Bloomberg reported that 64-year-old Linda Batiste was ordered the settlement because her Johnson & Johnson TVT-O vaginal mesh sling was defective. Eroding inside her, the implant caused the plaintiff much pain. In several cases of defective vaginal mesh slings, the device damages organs and makes sex painful.
“Big pharmaceutical companies will underplay the dangers of their manufactured drugs and devices, and unfortunately some will take extreme measures to hide these risks from the public,” commented Robert Price, a drug and medical device attorney with the Levin, Papantonio law firm. “Unfortunately, these companies often focus on profit over consumer safety.”
Ethicon is the Johnson & Johnson subsidiary accused in 12,000 lawsuits of improperly designing vaginal implants, including the TVT-O slings. The U.S. Food and Drug Administration has forced Johnson & Johnson and other companies to perform studies on the devices’ relation to damaged organs and other complications.
Drug makers often develop and market a product without proper quality assurance and knowledge of its perceived and potential dangers. Once the product is ready to market, the companies will fast track it through the FDA’s 510(k) approval process, which is merely a rubber stamp of sorts that quickens the product’s way to the shelves.

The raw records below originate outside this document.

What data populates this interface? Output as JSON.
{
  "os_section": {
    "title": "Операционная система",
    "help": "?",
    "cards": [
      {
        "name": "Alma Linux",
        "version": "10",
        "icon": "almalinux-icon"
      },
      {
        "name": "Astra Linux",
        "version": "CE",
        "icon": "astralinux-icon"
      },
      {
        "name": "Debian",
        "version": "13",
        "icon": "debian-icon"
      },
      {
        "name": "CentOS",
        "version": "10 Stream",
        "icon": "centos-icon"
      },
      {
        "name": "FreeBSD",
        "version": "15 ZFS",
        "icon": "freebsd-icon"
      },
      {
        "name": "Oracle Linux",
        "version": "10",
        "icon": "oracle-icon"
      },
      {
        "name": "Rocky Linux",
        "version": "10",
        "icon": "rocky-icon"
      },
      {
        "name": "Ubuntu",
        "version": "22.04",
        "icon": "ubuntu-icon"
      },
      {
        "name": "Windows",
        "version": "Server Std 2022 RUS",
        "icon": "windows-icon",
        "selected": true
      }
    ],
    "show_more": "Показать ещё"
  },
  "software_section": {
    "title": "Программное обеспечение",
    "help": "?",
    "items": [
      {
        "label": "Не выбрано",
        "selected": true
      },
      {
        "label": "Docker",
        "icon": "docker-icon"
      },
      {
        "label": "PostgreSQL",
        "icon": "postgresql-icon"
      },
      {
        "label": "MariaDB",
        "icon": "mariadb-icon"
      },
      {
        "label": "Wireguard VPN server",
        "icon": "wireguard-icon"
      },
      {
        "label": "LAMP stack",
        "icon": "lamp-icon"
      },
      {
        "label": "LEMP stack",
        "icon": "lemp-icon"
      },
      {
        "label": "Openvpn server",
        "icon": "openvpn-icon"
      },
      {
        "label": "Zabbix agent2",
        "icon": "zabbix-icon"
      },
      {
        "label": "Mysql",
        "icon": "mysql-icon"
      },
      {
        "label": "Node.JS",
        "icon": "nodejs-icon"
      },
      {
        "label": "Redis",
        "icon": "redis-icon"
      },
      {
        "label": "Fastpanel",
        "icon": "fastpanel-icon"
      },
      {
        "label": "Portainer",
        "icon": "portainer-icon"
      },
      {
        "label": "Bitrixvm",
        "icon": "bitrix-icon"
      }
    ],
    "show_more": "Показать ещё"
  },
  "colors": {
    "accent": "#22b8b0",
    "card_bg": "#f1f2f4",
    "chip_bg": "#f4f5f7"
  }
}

Other companies accused of this practice included C.R. Bard. Last year, a jury found that C.R. Bard failed to properly warn consumers of the dangers associated with its transvaginal mesh products. C.R. Bard was ordered to pay $2 million for the defective products’ harm to patients.